**WHAT THE TASK REQUIRES:** All the entries that follow are to be returned exactly.

##### RECORDS FOR THIS EXERCISE #####

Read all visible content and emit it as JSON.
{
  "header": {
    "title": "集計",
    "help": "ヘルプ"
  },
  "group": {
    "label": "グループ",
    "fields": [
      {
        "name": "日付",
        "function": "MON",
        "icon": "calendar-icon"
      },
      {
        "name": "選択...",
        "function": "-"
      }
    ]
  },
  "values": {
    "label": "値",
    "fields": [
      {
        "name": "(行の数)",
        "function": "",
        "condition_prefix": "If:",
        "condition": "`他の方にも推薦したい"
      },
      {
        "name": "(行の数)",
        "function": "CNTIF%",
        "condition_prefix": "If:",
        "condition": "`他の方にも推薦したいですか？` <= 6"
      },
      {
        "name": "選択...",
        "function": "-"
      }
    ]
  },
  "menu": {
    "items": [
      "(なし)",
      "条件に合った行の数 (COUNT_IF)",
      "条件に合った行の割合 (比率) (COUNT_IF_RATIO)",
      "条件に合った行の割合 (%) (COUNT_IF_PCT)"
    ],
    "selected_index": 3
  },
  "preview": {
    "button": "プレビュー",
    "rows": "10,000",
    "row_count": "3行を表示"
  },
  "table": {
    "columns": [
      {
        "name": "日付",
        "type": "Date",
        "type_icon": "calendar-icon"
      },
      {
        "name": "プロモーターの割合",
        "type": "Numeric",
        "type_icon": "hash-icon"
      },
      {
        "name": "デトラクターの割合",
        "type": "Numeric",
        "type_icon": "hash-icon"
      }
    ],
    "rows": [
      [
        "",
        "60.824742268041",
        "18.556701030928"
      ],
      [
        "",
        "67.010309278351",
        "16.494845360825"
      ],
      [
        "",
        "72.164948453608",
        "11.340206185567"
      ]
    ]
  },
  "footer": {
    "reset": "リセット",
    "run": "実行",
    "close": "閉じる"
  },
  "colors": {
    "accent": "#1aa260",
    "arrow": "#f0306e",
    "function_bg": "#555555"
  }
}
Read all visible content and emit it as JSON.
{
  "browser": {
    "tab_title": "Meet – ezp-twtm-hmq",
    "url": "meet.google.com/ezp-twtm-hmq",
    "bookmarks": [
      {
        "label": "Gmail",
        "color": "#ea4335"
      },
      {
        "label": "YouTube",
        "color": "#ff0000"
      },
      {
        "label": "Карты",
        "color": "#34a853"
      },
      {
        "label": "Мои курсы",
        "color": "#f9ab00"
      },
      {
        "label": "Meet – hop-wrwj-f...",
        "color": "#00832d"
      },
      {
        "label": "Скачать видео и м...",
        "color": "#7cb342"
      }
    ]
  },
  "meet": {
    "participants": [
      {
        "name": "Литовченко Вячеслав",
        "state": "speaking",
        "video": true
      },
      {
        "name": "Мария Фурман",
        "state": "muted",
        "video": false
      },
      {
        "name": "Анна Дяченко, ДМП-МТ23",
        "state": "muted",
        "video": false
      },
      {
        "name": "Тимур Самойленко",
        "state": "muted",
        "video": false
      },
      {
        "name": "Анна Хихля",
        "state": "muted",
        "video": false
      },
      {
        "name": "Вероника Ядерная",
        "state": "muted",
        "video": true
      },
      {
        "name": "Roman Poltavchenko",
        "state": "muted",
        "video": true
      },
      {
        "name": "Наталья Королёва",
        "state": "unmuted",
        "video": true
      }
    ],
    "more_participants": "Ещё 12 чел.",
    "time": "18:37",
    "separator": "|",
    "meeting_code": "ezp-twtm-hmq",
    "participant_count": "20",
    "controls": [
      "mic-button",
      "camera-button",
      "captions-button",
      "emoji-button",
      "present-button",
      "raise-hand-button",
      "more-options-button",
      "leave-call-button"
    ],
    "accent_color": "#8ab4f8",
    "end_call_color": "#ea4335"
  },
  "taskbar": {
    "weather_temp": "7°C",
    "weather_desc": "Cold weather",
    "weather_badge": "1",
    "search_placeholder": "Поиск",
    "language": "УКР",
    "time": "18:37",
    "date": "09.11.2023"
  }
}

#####

**TASK ANSWER:**
Read all visible content and emit it as JSON.
{
  "header": {
    "title": "集計",
    "help": "ヘルプ"
  },
  "group": {
    "label": "グループ",
    "fields": [
      {
        "name": "日付",
        "function": "MON",
        "icon": "calendar-icon"
      },
      {
        "name": "選択...",
        "function": "-"
      }
    ]
  },
  "values": {
    "label": "値",
    "fields": [
      {
        "name": "(行の数)",
        "function": "",
        "condition_prefix": "If:",
        "condition": "`他の方にも推薦したい"
      },
      {
        "name": "(行の数)",
        "function": "CNTIF%",
        "condition_prefix": "If:",
        "condition": "`他の方にも推薦したいですか？` <= 6"
      },
      {
        "name": "選択...",
        "function": "-"
      }
    ]
  },
  "menu": {
    "items": [
      "(なし)",
      "条件に合った行の数 (COUNT_IF)",
      "条件に合った行の割合 (比率) (COUNT_IF_RATIO)",
      "条件に合った行の割合 (%) (COUNT_IF_PCT)"
    ],
    "selected_index": 3
  },
  "preview": {
    "button": "プレビュー",
    "rows": "10,000",
    "row_count": "3行を表示"
  },
  "table": {
    "columns": [
      {
        "name": "日付",
        "type": "Date",
        "type_icon": "calendar-icon"
      },
      {
        "name": "プロモーターの割合",
        "type": "Numeric",
        "type_icon": "hash-icon"
      },
      {
        "name": "デトラクターの割合",
        "type": "Numeric",
        "type_icon": "hash-icon"
      }
    ],
    "rows": [
      [
        "",
        "60.824742268041",
        "18.556701030928"
      ],
      [
        "",
        "67.010309278351",
        "16.494845360825"
      ],
      [
        "",
        "72.164948453608",
        "11.340206185567"
      ]
    ]
  },
  "footer": {
    "reset": "リセット",
    "run": "実行",
    "close": "閉じる"
  },
  "colors": {
    "accent": "#1aa260",
    "arrow": "#f0306e",
    "function_bg": "#555555"
  }
}
Read all visible content and emit it as JSON.
{
  "browser": {
    "tab_title": "Meet – ezp-twtm-hmq",
    "url": "meet.google.com/ezp-twtm-hmq",
    "bookmarks": [
      {
        "label": "Gmail",
        "color": "#ea4335"
      },
      {
        "label": "YouTube",
        "color": "#ff0000"
      },
      {
        "label": "Карты",
        "color": "#34a853"
      },
      {
        "label": "Мои курсы",
        "color": "#f9ab00"
      },
      {
        "label": "Meet – hop-wrwj-f...",
        "color": "#00832d"
      },
      {
        "label": "Скачать видео и м...",
        "color": "#7cb342"
      }
    ]
  },
  "meet": {
    "participants": [
      {
        "name": "Литовченко Вячеслав",
        "state": "speaking",
        "video": true
      },
      {
        "name": "Мария Фурман",
        "state": "muted",
        "video": false
      },
      {
        "name": "Анна Дяченко, ДМП-МТ23",
        "state": "muted",
        "video": false
      },
      {
        "name": "Тимур Самойленко",
        "state": "muted",
        "video": false
      },
      {
        "name": "Анна Хихля",
        "state": "muted",
        "video": false
      },
      {
        "name": "Вероника Ядерная",
        "state": "muted",
        "video": true
      },
      {
        "name": "Roman Poltavchenko",
        "state": "muted",
        "video": true
      },
      {
        "name": "Наталья Королёва",
        "state": "unmuted",
        "video": true
      }
    ],
    "more_participants": "Ещё 12 чел.",
    "time": "18:37",
    "separator": "|",
    "meeting_code": "ezp-twtm-hmq",
    "participant_count": "20",
    "controls": [
      "mic-button",
      "camera-button",
      "captions-button",
      "emoji-button",
      "present-button",
      "raise-hand-button",
      "more-options-button",
      "leave-call-button"
    ],
    "accent_color": "#8ab4f8",
    "end_call_color": "#ea4335"
  },
  "taskbar": {
    "weather_temp": "7°C",
    "weather_desc": "Cold weather",
    "weather_badge": "1",
    "search_placeholder": "Поиск",
    "language": "УКР",
    "time": "18:37",
    "date": "09.11.2023"
  }
}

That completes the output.